Victims vow to rebuild
By Jon Johnson
GRAHAM COUNTY – Gene Lane and Joyce Riley have been making a home for themselves on a lot Lane purchased off the northern leg of Hollywood Road just west of the eastern bend toward Montierth. The engaged couple began cleaning up the lot, started a garden, a compost area, and were working on getting water to the property when they lost their home and most worldly possessions in just a matter of minutes early Wednesday morning.
A fire, started by a burning three-wick candle, swept through the couple’s two joined trailers, with Riley barely able to make it out with Lane’s assistance.
“It was nice,” Riley said. “Everything was starting to look really good and come together.”
Riley had lit the candle before falling asleep only to wake up with flames engulfed all around her.
“I panicked,” she said. “I couldn’t get out that door.”
With the help of Lane, Riley did make it through the door with only an injury to her right fingers to show for her harrowing experience. Her pet puppy Chihuahua wasn’t as fortunate, however, and perished in the blaze.
After getting Riley safely outside, Lane got another dog out of harm’s way just before his newly filled propane tank exploded, spreading the fire to consume more of his property and melting the rear of a nearby car.
First responders were dispatched to the scene at about 1:22 a.m. and managed to stop the fire from spreading from the two trailers and property to nearby automobiles. However, the residences were a total loss.
Lane believed his longtime service animal Chihuahua “Penny” had also died in the fire, but, miraculously, the following day his companion emerged from the burnt debris underneath his trailer and was taken to Desert Cross Veterinary Hospital. Also found in the debris was a depiction of Jesus Christ on the Cross that appeared unburnt but had a piece of glass melted to it.
“It’s such a miracle she made it,” Riley said. “They are our family, our kids. It was scary. It put a brand new perspective on life for me.”
Lane said Penny suffered a few burns and was dehydrated with a fever, but he said she was in good hands and should recover.
With their home gone and most of their worldly possessions, Lane and Riley are in need of basic necessities such as food and clothing as they begin to clear up the property and start anew. Donations may be dropped off at their property off the northern section of Hollywood Road, where the Tamarack fence is located.

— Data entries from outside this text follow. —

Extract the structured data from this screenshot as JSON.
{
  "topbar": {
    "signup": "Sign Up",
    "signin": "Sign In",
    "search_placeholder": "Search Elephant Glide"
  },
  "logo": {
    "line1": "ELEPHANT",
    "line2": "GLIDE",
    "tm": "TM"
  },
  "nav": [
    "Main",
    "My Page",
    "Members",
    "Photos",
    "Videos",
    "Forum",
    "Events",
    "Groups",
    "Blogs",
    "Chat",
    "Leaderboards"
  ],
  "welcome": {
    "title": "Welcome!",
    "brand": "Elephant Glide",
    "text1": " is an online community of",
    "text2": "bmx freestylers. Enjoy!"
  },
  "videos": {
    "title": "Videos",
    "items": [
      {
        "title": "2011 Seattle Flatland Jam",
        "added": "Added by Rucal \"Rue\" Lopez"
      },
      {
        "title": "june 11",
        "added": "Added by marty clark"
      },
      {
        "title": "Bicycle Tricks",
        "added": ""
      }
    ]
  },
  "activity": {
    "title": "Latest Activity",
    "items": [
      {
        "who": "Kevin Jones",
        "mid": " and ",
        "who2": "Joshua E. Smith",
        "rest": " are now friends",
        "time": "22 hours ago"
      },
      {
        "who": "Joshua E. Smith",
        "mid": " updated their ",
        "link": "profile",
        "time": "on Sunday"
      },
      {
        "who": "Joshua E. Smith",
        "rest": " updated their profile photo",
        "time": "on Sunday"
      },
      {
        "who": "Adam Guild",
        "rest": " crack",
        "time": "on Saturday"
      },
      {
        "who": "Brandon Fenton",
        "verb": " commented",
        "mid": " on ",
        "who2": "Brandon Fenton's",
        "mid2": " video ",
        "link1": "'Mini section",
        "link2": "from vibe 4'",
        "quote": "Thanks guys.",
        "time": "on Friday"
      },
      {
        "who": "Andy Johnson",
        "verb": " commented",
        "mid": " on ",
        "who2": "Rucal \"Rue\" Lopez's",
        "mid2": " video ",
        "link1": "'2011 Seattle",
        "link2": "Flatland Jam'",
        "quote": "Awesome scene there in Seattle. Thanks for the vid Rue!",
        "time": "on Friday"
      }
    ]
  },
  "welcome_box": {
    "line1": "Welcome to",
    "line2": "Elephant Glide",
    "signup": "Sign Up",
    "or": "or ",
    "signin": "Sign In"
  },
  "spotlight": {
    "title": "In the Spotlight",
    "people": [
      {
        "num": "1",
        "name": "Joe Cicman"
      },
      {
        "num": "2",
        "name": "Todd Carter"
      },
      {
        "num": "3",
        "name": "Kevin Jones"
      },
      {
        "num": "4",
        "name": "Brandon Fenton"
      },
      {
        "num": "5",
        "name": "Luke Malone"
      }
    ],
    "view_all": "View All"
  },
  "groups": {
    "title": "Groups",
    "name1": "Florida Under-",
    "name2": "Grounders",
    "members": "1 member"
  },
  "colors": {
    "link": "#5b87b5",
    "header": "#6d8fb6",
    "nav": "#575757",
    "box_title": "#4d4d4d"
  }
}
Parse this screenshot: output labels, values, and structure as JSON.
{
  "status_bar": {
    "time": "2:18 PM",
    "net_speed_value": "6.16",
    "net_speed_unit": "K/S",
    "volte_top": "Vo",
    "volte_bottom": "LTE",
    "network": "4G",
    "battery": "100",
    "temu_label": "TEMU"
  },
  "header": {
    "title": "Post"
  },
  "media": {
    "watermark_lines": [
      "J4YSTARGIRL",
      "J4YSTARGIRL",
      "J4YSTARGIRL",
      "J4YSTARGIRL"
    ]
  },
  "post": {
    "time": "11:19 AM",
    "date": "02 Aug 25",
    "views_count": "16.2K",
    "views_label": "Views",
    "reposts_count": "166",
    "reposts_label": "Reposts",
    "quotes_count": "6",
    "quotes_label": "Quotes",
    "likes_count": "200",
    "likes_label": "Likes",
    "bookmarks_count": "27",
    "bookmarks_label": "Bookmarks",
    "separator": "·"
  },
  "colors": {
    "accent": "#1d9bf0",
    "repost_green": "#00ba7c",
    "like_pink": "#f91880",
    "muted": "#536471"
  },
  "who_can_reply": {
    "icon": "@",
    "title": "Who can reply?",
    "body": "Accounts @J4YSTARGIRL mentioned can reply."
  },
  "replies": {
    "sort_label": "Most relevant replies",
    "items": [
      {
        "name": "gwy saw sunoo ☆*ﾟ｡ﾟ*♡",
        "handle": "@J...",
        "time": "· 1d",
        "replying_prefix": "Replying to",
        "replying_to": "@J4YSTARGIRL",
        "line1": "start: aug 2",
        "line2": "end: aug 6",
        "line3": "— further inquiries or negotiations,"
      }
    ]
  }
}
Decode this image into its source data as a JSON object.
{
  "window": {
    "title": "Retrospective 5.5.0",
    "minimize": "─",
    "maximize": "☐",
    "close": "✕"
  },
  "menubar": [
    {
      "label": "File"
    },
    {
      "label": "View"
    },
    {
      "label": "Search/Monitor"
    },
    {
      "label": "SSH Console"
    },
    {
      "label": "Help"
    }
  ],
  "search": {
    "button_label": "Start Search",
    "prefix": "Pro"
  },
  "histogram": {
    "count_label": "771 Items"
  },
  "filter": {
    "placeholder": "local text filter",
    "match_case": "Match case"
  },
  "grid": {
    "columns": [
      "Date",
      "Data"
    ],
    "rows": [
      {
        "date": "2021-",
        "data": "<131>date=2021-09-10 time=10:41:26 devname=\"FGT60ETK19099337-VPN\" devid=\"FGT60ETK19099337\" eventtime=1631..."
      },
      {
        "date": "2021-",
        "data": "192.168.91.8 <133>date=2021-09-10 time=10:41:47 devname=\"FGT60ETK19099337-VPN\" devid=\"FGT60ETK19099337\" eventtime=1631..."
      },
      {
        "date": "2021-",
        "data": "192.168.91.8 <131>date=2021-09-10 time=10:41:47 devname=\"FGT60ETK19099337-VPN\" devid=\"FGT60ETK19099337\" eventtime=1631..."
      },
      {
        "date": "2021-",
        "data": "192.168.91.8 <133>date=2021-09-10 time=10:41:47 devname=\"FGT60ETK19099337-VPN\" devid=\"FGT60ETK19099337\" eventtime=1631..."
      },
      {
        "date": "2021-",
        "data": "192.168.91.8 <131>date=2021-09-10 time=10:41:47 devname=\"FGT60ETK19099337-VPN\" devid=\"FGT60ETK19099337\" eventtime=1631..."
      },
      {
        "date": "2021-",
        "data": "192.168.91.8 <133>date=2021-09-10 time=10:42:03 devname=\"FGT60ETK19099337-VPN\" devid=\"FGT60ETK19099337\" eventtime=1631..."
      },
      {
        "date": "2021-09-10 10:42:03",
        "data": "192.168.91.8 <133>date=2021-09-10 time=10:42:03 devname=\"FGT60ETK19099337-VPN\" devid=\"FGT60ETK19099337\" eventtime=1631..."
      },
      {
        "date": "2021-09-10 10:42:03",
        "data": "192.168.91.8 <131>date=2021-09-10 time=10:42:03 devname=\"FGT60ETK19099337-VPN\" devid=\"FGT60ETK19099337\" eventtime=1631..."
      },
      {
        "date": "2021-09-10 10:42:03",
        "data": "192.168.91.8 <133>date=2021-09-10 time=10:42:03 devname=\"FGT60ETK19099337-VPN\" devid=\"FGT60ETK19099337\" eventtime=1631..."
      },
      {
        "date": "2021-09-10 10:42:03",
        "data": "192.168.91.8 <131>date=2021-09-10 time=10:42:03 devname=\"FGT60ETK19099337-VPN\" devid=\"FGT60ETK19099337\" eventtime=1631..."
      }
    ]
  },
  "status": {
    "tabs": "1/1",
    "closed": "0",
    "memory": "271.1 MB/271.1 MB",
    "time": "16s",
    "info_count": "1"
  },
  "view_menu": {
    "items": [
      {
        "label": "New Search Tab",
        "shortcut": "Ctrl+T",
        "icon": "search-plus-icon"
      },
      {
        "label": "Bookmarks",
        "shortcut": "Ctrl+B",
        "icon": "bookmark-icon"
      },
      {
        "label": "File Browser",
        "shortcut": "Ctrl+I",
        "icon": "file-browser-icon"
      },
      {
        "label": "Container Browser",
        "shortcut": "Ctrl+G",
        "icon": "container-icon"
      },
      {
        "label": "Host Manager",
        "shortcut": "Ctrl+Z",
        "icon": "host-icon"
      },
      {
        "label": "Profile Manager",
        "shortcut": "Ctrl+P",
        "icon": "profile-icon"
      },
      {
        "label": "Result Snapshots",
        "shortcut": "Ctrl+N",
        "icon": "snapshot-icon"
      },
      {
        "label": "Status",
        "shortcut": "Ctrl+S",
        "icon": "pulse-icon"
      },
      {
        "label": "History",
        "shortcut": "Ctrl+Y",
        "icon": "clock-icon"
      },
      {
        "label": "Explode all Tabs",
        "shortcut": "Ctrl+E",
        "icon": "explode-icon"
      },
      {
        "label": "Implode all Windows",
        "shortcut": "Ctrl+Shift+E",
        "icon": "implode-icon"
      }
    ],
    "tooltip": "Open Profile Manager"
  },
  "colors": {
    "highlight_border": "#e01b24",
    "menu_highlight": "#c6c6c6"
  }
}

They also attend The River Church, but the Gila Herald is not yet aware of any possibility of donations being able to be processed through the facility.
“We’ll start over,” Riley said. “We’ll do it. We’ll get this cleaned up. I’m thankful I’m alive, and I’m thankful for Penny.”